--- RECORDS TO USE ---

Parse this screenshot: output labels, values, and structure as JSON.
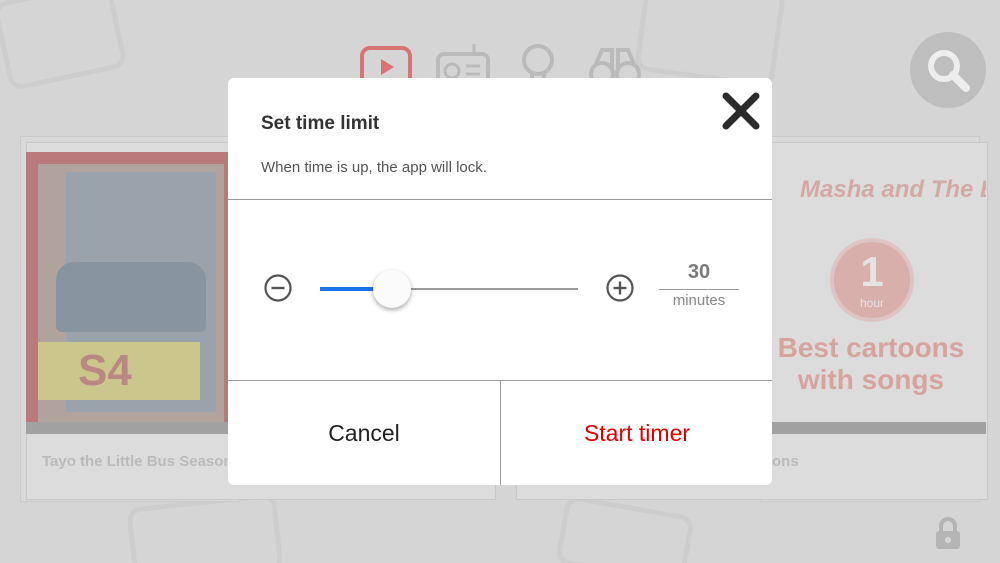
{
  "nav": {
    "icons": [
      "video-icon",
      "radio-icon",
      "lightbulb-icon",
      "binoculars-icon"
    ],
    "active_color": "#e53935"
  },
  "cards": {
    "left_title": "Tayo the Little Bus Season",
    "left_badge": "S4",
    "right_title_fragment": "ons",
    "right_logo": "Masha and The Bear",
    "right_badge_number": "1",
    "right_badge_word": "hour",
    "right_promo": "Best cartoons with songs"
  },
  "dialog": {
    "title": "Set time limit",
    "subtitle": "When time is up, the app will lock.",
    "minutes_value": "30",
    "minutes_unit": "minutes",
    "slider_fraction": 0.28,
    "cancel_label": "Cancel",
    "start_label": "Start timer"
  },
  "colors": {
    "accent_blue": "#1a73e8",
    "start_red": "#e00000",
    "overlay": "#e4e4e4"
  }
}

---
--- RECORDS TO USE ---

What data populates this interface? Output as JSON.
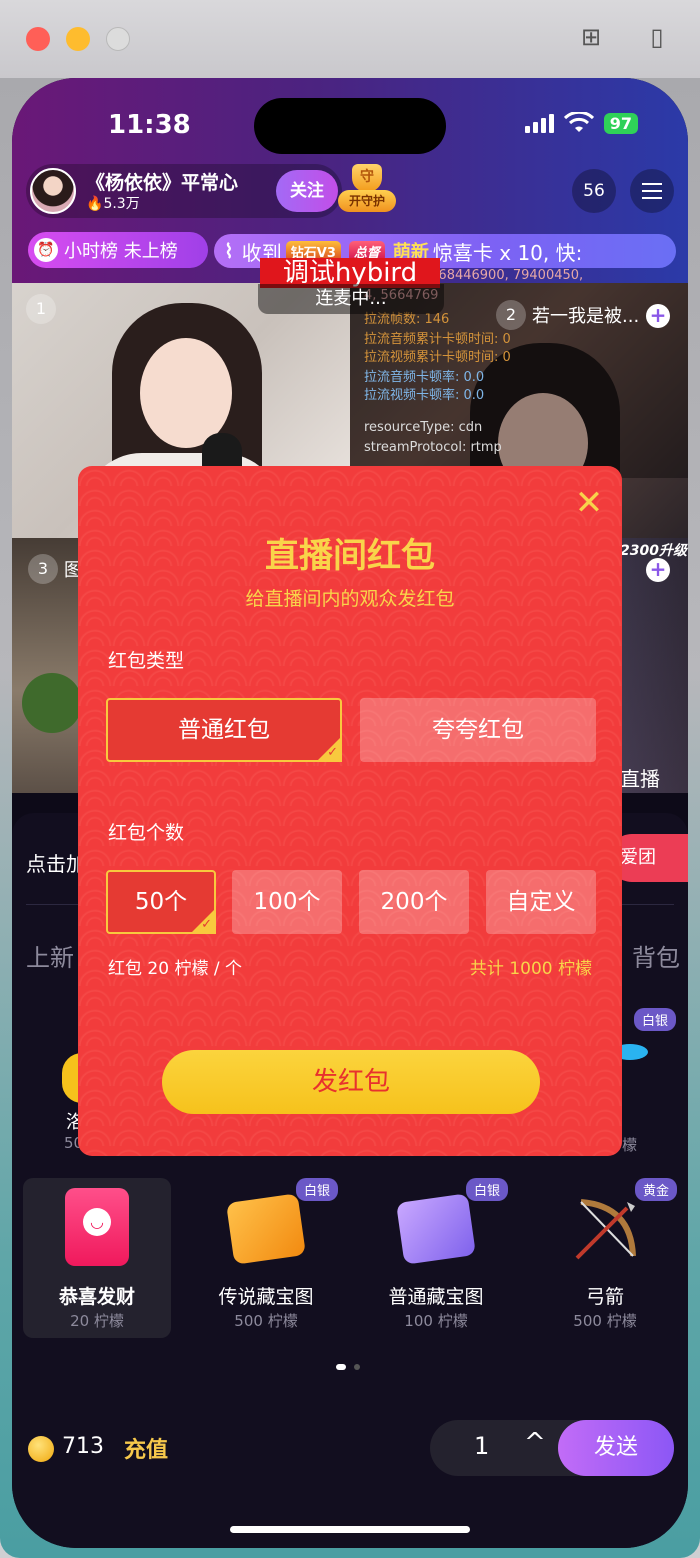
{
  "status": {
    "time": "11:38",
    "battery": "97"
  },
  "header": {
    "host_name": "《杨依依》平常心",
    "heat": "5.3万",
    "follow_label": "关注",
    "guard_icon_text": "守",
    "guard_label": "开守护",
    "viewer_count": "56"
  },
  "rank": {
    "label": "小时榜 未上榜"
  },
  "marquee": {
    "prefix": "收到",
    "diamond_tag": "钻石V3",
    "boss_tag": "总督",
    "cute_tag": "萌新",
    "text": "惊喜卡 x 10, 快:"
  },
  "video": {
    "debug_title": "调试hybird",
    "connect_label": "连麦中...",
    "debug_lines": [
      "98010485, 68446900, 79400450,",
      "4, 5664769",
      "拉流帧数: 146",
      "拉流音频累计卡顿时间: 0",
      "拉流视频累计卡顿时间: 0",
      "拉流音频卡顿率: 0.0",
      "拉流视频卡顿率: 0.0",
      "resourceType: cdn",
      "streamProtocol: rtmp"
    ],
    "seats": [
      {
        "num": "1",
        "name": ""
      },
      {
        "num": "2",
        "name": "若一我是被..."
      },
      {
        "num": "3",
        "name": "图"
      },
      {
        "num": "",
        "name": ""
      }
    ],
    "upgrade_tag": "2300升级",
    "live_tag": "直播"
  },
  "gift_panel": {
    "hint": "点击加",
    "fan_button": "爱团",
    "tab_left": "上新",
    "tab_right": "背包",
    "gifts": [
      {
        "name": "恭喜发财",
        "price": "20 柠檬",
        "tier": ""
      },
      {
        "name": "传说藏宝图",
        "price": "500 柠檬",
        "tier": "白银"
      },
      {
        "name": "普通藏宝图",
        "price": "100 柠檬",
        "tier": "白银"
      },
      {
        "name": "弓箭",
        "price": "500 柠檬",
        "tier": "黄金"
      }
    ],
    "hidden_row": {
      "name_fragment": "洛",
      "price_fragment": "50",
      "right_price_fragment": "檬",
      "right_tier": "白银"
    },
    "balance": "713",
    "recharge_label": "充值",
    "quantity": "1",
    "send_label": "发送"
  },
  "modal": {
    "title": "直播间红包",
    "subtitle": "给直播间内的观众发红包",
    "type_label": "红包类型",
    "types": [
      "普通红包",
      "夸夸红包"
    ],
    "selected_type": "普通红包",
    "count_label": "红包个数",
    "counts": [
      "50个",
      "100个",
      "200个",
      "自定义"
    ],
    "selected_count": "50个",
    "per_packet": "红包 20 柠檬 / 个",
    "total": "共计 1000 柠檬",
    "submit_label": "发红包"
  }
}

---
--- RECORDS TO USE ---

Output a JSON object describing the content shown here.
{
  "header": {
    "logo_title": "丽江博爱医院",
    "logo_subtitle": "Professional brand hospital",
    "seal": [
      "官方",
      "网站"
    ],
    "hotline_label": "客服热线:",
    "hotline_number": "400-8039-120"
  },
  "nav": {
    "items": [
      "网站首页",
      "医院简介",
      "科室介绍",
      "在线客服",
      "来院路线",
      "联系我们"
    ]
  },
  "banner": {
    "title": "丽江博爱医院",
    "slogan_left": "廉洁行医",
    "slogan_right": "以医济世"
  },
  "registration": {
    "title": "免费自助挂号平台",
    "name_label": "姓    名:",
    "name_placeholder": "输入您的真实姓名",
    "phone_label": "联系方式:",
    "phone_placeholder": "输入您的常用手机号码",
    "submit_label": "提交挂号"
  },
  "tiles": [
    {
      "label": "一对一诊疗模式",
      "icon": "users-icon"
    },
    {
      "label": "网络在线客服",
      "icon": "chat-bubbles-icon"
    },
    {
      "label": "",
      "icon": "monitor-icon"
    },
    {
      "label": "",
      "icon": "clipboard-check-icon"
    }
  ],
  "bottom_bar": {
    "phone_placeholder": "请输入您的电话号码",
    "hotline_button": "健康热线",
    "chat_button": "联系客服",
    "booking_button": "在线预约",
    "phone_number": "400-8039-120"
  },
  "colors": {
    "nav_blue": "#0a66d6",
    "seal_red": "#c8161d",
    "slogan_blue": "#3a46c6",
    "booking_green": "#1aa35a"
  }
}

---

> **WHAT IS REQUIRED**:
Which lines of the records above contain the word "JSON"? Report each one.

> **ANSWER TO THE EXERCISE**:
Parse this screenshot: output labels, values, and structure as JSON.
What data populates this interface? Output as JSON.
Output a JSON object describing the content shown here.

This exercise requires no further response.